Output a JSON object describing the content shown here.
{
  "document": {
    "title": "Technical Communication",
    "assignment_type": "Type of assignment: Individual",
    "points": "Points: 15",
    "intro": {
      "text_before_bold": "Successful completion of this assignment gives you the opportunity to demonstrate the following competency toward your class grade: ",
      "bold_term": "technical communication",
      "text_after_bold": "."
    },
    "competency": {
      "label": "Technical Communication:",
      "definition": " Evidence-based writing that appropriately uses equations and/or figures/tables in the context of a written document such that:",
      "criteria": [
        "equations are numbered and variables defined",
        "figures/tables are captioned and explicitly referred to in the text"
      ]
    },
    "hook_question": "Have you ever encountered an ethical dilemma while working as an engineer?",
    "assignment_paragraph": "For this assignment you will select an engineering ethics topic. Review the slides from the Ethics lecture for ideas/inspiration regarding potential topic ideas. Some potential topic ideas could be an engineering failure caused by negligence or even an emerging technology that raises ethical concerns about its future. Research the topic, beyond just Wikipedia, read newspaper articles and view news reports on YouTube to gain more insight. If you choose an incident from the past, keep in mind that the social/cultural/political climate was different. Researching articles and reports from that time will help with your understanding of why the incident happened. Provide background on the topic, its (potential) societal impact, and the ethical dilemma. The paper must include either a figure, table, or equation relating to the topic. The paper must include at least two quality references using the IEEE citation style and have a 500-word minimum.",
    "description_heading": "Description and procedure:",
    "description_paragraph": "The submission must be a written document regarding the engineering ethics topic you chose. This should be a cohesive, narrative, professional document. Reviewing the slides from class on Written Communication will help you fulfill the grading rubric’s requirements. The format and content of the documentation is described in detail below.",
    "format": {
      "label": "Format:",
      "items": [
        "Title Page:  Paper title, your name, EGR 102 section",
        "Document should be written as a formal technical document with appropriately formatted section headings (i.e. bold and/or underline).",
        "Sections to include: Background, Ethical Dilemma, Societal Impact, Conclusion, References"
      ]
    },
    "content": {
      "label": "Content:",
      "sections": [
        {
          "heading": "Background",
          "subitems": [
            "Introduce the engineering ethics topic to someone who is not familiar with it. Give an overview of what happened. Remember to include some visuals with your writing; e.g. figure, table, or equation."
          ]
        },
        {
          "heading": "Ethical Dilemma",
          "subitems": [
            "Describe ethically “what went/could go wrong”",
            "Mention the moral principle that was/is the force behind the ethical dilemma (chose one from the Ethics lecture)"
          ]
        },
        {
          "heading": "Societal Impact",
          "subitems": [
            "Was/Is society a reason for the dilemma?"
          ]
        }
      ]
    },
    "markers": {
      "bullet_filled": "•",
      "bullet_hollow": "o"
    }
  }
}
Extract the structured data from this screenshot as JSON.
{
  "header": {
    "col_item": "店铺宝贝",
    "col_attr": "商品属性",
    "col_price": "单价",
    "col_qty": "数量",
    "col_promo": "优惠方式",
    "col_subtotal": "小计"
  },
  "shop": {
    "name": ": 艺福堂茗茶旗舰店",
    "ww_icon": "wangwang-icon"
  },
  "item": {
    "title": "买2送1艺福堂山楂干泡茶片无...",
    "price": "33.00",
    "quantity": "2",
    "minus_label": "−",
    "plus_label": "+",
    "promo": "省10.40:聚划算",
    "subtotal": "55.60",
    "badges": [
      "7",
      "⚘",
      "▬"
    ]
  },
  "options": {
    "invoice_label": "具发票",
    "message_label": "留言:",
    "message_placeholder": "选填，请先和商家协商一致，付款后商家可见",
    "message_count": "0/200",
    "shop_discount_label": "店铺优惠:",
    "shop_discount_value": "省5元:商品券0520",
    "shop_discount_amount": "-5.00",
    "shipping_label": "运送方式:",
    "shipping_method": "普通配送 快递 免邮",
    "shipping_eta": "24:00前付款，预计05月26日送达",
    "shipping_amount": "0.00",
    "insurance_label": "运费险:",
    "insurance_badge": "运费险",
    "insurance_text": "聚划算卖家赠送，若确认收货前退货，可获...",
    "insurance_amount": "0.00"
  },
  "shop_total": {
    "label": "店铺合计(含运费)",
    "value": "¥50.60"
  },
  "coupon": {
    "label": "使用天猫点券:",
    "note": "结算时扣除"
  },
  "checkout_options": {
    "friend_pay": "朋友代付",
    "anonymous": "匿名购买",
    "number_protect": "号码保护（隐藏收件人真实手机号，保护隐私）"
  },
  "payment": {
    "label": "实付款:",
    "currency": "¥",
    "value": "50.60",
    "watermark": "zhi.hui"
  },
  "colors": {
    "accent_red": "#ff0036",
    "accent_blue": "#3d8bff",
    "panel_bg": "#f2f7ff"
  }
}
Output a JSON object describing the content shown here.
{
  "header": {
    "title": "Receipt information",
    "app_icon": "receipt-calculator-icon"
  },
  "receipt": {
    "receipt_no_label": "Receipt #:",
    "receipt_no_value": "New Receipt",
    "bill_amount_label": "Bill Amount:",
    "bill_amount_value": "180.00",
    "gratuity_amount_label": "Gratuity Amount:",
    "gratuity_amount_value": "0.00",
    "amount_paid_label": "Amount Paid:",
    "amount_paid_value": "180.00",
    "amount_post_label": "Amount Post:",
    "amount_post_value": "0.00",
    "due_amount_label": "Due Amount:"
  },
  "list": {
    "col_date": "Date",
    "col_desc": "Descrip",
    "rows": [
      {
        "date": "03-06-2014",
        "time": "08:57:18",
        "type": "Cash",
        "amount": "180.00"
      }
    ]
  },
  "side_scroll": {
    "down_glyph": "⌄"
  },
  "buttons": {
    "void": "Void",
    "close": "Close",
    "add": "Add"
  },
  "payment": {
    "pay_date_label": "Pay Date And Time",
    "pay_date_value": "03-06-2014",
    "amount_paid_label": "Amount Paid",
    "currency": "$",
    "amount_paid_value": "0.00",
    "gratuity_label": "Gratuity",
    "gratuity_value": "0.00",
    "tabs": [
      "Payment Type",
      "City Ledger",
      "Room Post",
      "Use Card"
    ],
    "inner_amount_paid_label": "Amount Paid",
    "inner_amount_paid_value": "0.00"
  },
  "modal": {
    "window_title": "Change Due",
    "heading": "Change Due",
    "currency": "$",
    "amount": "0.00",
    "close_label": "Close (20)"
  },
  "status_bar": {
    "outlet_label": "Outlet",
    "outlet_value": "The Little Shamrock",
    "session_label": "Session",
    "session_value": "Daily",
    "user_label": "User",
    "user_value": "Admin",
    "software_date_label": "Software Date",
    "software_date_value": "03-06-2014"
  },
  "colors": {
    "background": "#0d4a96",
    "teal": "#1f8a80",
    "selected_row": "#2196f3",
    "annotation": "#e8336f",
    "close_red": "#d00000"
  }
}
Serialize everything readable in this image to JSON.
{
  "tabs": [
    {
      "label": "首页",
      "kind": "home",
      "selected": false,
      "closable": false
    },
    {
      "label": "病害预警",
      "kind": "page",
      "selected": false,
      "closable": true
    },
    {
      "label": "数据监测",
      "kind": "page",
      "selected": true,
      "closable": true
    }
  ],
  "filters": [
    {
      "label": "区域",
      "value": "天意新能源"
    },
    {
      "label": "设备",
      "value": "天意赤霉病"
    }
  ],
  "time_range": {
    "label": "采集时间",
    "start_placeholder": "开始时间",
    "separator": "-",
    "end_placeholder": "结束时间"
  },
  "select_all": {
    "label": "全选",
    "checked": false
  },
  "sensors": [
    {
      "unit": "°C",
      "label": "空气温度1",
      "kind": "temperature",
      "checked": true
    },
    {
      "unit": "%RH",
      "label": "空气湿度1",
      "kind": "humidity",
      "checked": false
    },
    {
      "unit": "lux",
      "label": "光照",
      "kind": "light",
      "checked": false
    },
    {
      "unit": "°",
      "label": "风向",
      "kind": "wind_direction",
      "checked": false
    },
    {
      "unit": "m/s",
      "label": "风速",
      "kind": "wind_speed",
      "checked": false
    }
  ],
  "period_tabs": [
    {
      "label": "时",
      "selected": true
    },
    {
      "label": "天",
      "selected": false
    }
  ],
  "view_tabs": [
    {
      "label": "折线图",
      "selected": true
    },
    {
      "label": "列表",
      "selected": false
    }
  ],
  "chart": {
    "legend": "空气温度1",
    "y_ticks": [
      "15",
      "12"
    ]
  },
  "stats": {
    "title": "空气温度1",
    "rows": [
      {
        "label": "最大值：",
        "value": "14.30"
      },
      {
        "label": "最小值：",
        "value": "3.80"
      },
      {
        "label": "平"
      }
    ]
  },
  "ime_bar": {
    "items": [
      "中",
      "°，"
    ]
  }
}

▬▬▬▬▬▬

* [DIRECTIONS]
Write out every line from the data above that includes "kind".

* [WRITTEN SOLUTION]
      "kind": "home",
      "kind": "page",
      "kind": "page",
      "kind": "temperature",
      "kind": "humidity",
      "kind": "light",
      "kind": "wind_direction",
      "kind": "wind_speed",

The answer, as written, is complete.